WHAT NEEDS TO BE DONE: Each line of the listing that includes the string "Cizí" needs to be located and copied.

*** DATA SHOWN Section Begins ***

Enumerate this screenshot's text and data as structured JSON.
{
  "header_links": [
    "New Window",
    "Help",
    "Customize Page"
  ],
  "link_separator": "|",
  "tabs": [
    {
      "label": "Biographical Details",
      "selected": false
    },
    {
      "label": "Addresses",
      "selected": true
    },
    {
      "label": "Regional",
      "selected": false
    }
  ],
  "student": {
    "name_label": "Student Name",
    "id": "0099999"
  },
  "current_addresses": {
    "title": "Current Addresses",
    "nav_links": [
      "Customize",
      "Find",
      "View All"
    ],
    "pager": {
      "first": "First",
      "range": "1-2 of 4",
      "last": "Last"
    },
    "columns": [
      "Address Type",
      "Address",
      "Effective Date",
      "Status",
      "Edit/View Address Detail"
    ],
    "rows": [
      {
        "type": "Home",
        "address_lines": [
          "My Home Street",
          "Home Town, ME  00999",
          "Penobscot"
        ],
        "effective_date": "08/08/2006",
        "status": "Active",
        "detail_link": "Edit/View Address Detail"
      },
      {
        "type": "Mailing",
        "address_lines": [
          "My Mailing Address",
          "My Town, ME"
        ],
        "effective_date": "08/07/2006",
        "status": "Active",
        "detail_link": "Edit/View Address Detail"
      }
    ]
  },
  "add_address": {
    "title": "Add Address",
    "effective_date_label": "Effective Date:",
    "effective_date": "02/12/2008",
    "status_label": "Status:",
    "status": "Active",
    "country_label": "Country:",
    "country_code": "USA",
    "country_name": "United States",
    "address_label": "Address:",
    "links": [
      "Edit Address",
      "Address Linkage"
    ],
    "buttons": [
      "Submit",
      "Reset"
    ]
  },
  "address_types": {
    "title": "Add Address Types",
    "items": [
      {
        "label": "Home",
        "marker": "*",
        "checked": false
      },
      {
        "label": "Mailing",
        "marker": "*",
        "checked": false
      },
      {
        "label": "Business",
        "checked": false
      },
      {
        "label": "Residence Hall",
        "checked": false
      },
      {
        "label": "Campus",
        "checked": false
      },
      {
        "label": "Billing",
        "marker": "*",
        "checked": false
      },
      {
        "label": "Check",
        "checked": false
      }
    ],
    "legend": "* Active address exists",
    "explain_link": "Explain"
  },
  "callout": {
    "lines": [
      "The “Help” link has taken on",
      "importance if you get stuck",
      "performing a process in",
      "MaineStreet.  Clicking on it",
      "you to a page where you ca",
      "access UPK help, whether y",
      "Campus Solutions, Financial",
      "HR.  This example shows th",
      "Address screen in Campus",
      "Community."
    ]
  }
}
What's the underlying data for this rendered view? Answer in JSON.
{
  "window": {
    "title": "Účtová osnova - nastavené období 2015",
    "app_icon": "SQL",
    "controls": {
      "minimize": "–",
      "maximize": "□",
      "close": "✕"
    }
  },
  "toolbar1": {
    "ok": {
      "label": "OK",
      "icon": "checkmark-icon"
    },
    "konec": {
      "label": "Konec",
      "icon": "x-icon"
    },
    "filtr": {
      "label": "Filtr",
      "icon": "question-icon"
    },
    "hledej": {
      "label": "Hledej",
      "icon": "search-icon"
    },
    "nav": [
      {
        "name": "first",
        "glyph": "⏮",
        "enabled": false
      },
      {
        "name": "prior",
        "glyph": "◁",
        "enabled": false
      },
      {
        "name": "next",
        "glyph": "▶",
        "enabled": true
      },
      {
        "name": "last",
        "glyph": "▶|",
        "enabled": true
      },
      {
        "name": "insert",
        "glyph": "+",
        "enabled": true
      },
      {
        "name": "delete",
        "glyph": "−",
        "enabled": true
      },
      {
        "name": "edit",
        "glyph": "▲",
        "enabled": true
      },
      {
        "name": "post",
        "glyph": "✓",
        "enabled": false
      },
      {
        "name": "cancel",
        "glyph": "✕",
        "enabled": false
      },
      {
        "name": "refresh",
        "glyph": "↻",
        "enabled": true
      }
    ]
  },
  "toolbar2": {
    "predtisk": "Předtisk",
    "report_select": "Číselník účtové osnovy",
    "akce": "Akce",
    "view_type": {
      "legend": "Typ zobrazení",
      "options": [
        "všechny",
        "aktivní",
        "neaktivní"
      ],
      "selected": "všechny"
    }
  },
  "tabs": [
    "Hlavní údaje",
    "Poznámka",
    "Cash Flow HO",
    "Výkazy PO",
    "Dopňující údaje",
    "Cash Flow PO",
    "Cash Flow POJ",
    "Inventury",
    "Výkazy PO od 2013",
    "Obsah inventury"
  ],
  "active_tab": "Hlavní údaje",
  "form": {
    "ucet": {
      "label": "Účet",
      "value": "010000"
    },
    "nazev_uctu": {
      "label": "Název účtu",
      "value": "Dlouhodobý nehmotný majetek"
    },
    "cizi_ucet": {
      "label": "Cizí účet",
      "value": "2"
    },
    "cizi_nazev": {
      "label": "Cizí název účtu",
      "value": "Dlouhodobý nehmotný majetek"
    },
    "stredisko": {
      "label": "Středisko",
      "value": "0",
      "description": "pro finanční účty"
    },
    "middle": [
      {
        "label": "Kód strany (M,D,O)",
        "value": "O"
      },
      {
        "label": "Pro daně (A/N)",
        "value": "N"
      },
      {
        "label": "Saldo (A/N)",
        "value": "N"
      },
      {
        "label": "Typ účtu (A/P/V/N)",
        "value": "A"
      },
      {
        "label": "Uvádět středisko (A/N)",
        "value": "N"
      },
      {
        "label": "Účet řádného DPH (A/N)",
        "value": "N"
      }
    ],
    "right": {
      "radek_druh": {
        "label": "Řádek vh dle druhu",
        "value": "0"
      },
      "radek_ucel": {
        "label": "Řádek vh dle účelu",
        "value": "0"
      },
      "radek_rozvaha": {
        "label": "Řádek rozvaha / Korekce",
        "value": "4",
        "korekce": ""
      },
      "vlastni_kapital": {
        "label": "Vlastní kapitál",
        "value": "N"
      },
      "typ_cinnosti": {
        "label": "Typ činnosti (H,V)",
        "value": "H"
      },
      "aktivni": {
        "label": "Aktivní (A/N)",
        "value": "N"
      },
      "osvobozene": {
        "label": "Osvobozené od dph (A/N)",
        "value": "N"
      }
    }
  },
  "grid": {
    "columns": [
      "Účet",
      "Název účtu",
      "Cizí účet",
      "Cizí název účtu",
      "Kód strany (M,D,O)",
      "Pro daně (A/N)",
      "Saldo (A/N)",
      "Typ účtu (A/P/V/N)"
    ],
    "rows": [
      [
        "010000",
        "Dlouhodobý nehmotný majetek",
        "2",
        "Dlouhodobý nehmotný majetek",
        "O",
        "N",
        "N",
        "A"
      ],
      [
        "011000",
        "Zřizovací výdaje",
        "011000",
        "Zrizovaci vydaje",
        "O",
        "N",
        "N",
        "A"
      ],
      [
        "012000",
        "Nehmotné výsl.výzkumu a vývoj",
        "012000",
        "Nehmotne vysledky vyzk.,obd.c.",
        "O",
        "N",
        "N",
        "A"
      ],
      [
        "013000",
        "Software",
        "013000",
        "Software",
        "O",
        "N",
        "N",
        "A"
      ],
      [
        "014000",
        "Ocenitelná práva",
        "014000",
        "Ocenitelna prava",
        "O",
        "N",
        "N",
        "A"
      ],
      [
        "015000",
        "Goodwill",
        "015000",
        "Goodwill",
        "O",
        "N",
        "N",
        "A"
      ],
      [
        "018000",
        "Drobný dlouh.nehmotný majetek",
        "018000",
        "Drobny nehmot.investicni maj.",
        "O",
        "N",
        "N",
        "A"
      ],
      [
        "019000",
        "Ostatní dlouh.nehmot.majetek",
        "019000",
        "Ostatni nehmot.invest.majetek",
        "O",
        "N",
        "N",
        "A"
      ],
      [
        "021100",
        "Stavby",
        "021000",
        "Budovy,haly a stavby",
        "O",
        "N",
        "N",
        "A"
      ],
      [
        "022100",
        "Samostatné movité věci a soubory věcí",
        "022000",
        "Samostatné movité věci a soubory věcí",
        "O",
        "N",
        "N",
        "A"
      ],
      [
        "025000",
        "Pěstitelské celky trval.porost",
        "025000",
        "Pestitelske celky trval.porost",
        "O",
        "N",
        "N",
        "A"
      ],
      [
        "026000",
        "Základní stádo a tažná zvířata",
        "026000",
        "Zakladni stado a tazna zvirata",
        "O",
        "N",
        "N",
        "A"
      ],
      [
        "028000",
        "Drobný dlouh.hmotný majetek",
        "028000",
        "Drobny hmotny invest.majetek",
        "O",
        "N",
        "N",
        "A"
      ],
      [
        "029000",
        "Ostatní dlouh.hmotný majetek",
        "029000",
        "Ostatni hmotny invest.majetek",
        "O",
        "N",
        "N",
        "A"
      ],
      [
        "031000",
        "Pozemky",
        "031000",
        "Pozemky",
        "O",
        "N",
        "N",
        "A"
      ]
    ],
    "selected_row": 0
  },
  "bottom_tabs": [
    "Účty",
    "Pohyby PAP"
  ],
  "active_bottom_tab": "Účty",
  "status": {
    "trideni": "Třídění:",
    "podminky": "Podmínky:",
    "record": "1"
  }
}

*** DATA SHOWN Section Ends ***

EXPECTED OUTPUT:
      "label": "Cizí účet",
      "label": "Cizí název účtu",
      "Cizí účet",
      "Cizí název účtu",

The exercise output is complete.